Ten Tips for a Better Night’s Sleep

As human beings, sleep is critical for our health and wellness. As students, it’s even more important because it affects our motivation, productivity and focus, which are all things we need to thrive in school. Yet, students seem to constantly treat sleep as if it was optional — pulling all-nighters or only getting a couple of hours of sleep each night. 

How much sleep do you actually need? Though the exact amount depends on your body and needs, university students should be getting about seven to nine hours of sleep. There is no one way to get a perfect sleep, and methods may not work every time or for everyone.

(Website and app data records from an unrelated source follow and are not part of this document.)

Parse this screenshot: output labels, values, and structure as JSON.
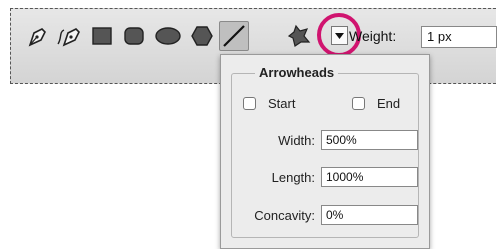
{
  "toolbar": {
    "icons": [
      "pen-icon",
      "freeform-pen-icon",
      "rectangle-icon",
      "rounded-rectangle-icon",
      "ellipse-icon",
      "polygon-icon",
      "line-icon",
      "custom-shape-icon"
    ],
    "weight_label": "Weight:",
    "weight_value": "1 px",
    "highlight_color": "#d0146f"
  },
  "arrowheads": {
    "title": "Arrowheads",
    "start_label": "Start",
    "end_label": "End",
    "width_label": "Width:",
    "width_value": "500%",
    "length_label": "Length:",
    "length_value": "1000%",
    "concavity_label": "Concavity:",
    "concavity_value": "0%"
  }
}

But, here are a few ideas you can implement to help you get a good night’s sleep. 


  1. 1. Wind down before bed

    If you try to sleep immediately after a hardcore studying session, chances are it's not going to work very well. Your brain and body need time to transition from work or school to sleep mode. 

  2. 2. Have a real routine

    Aside from taking some time to relax before bed, you should have an actual bedtime routine. It can consist of a variety of things, such as calming tea, doing a face mask, or reading. In addition to the basics like washing your face and brushing your teeth, pick a couple of things that will help you ease into sleep.

  3. 3. No caffeine in the afternoon

    Caffeine, as most of us know, keeps us awake and alert. This is the opposite of what we’re trying to do here. So, by reducing your caffeine intake in the early afternoon, it'll be easier to fall asleep at night.

  4. 4. Go to sleep and wake up at the same time

    Consistency is really important. When you have consistent sleep and wake up times for an extended period of time, you are basically training your brain. Your body will eventually fall asleep and wake up more naturally.

  5. 5. Change your lighting

    Dimming the lights as your bedtime approaches lets your body know it's time to start winding down. It is also recommended to reduce exposure to blue light — that is, the light from your electronics — in the evening, because it delays melatonin production, which is the hormone that tells your body it's time to sleep. According to Harvard medical school research, red light is the least harmful to sleep hormones. So, to counter the negative effects of blue light, you can get blue-light-blocking glasses, install a red light bulb in your room, and stay away from screens at night. Some phones even have a night light option that reduces the amount of blue on your screen automatically at a preset time.

  6. 6. Sleep in darkness

    As mentioned above, light can have a negative impact on the way you sleep. So, try getting blackout curtains or an eye mask to block out excess light in your room.

  7. 7. Meditate

    There are tons of studies out there on the benefits of meditation. Here's one of them. Researchers say that meditation slows your mind down and helps you focus your thoughts. Even practicing for two to five minutes each day could help with sleep, as well as with focus and discipline.

  8. 8. Use essential oils

    Aromatherapy is very beneficial for sleep. Calming scents like lavender and chamomile are excellent to help you relax. You can get essential oils that are skin safe or use an essential oil diffuser.

  9. 9. Don't look at your phone right before going to bed

    Looking at your phone before bed makes it hard for your body to start winding down and getting sleepy. The bright screen is basically telling your body to stay away, so you can see how that would be counterproductive.

  10. 10. Drink calming tea

    Drinking a non-caffeinated calming herbal tea, such as chamomile, can help you ease into sleep.

These are some practical tips you can implement in your everyday life to help get the good night's sleep we all need.